◆ **WHAT IS NEEDED**:
What you return should be every record, retyped without a single change.

◆ **RECORDED INFORMATION**:
***

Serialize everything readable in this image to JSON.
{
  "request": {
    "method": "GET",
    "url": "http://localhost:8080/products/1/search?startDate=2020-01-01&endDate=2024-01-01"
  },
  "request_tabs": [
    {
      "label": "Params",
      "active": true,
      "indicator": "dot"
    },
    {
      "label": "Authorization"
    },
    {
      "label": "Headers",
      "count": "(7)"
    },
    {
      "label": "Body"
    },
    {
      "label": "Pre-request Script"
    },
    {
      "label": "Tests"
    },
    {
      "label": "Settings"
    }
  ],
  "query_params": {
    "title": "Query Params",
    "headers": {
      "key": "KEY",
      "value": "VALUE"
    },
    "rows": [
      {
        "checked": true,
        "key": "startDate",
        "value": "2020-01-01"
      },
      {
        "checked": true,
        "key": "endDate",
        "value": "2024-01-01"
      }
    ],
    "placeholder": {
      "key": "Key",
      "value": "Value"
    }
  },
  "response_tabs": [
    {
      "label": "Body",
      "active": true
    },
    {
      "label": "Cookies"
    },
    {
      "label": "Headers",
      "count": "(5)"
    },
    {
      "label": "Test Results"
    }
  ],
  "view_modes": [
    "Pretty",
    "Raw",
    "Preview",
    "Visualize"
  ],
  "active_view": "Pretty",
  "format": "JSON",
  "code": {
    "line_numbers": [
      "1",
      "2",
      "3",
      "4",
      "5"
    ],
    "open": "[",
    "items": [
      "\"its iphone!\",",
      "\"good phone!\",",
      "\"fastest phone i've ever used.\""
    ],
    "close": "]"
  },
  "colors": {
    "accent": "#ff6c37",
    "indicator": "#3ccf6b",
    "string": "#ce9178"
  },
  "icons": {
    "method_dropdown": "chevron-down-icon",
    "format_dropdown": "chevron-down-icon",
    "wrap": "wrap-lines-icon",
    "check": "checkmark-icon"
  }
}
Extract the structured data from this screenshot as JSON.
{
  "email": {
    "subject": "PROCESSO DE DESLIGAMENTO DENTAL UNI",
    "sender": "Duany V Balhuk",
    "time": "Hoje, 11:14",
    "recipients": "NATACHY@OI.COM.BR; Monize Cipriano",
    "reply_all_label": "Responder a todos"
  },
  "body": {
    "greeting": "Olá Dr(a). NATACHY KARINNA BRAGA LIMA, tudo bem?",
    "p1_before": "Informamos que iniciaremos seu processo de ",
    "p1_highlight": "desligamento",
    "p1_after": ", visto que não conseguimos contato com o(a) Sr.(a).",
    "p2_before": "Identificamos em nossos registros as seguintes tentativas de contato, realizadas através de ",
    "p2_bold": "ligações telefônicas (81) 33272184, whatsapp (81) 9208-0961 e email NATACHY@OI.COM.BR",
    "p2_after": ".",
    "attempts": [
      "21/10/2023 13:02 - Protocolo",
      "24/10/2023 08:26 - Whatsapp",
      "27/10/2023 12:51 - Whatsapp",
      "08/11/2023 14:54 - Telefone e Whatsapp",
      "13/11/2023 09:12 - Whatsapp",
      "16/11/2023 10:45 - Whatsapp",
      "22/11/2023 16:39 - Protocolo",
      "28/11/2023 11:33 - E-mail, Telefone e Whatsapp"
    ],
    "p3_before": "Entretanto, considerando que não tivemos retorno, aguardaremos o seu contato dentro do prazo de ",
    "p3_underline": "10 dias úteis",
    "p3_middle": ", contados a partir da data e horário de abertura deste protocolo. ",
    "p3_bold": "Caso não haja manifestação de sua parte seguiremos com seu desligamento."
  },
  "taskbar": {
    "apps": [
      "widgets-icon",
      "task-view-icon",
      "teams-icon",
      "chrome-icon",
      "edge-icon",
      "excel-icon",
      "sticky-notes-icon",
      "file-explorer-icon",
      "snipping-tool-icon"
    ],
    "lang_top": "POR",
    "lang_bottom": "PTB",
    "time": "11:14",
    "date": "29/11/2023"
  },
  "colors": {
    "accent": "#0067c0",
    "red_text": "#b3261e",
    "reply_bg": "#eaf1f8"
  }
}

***

◆ **WRITTEN REPLY**:
Serialize everything readable in this image to JSON.
{
  "request": {
    "method": "GET",
    "url": "http://localhost:8080/products/1/search?startDate=2020-01-01&endDate=2024-01-01"
  },
  "request_tabs": [
    {
      "label": "Params",
      "active": true,
      "indicator": "dot"
    },
    {
      "label": "Authorization"
    },
    {
      "label": "Headers",
      "count": "(7)"
    },
    {
      "label": "Body"
    },
    {
      "label": "Pre-request Script"
    },
    {
      "label": "Tests"
    },
    {
      "label": "Settings"
    }
  ],
  "query_params": {
    "title": "Query Params",
    "headers": {
      "key": "KEY",
      "value": "VALUE"
    },
    "rows": [
      {
        "checked": true,
        "key": "startDate",
        "value": "2020-01-01"
      },
      {
        "checked": true,
        "key": "endDate",
        "value": "2024-01-01"
      }
    ],
    "placeholder": {
      "key": "Key",
      "value": "Value"
    }
  },
  "response_tabs": [
    {
      "label": "Body",
      "active": true
    },
    {
      "label": "Cookies"
    },
    {
      "label": "Headers",
      "count": "(5)"
    },
    {
      "label": "Test Results"
    }
  ],
  "view_modes": [
    "Pretty",
    "Raw",
    "Preview",
    "Visualize"
  ],
  "active_view": "Pretty",
  "format": "JSON",
  "code": {
    "line_numbers": [
      "1",
      "2",
      "3",
      "4",
      "5"
    ],
    "open": "[",
    "items": [
      "\"its iphone!\",",
      "\"good phone!\",",
      "\"fastest phone i've ever used.\""
    ],
    "close": "]"
  },
  "colors": {
    "accent": "#ff6c37",
    "indicator": "#3ccf6b",
    "string": "#ce9178"
  },
  "icons": {
    "method_dropdown": "chevron-down-icon",
    "format_dropdown": "chevron-down-icon",
    "wrap": "wrap-lines-icon",
    "check": "checkmark-icon"
  }
}
Extract the structured data from this screenshot as JSON.
{
  "email": {
    "subject": "PROCESSO DE DESLIGAMENTO DENTAL UNI",
    "sender": "Duany V Balhuk",
    "time": "Hoje, 11:14",
    "recipients": "NATACHY@OI.COM.BR; Monize Cipriano",
    "reply_all_label": "Responder a todos"
  },
  "body": {
    "greeting": "Olá Dr(a). NATACHY KARINNA BRAGA LIMA, tudo bem?",
    "p1_before": "Informamos que iniciaremos seu processo de ",
    "p1_highlight": "desligamento",
    "p1_after": ", visto que não conseguimos contato com o(a) Sr.(a).",
    "p2_before": "Identificamos em nossos registros as seguintes tentativas de contato, realizadas através de ",
    "p2_bold": "ligações telefônicas (81) 33272184, whatsapp (81) 9208-0961 e email NATACHY@OI.COM.BR",
    "p2_after": ".",
    "attempts": [
      "21/10/2023 13:02 - Protocolo",
      "24/10/2023 08:26 - Whatsapp",
      "27/10/2023 12:51 - Whatsapp",
      "08/11/2023 14:54 - Telefone e Whatsapp",
      "13/11/2023 09:12 - Whatsapp",
      "16/11/2023 10:45 - Whatsapp",
      "22/11/2023 16:39 - Protocolo",
      "28/11/2023 11:33 - E-mail, Telefone e Whatsapp"
    ],
    "p3_before": "Entretanto, considerando que não tivemos retorno, aguardaremos o seu contato dentro do prazo de ",
    "p3_underline": "10 dias úteis",
    "p3_middle": ", contados a partir da data e horário de abertura deste protocolo. ",
    "p3_bold": "Caso não haja manifestação de sua parte seguiremos com seu desligamento."
  },
  "taskbar": {
    "apps": [
      "widgets-icon",
      "task-view-icon",
      "teams-icon",
      "chrome-icon",
      "edge-icon",
      "excel-icon",
      "sticky-notes-icon",
      "file-explorer-icon",
      "snipping-tool-icon"
    ],
    "lang_top": "POR",
    "lang_bottom": "PTB",
    "time": "11:14",
    "date": "29/11/2023"
  },
  "colors": {
    "accent": "#0067c0",
    "red_text": "#b3261e",
    "reply_bg": "#eaf1f8"
  }
}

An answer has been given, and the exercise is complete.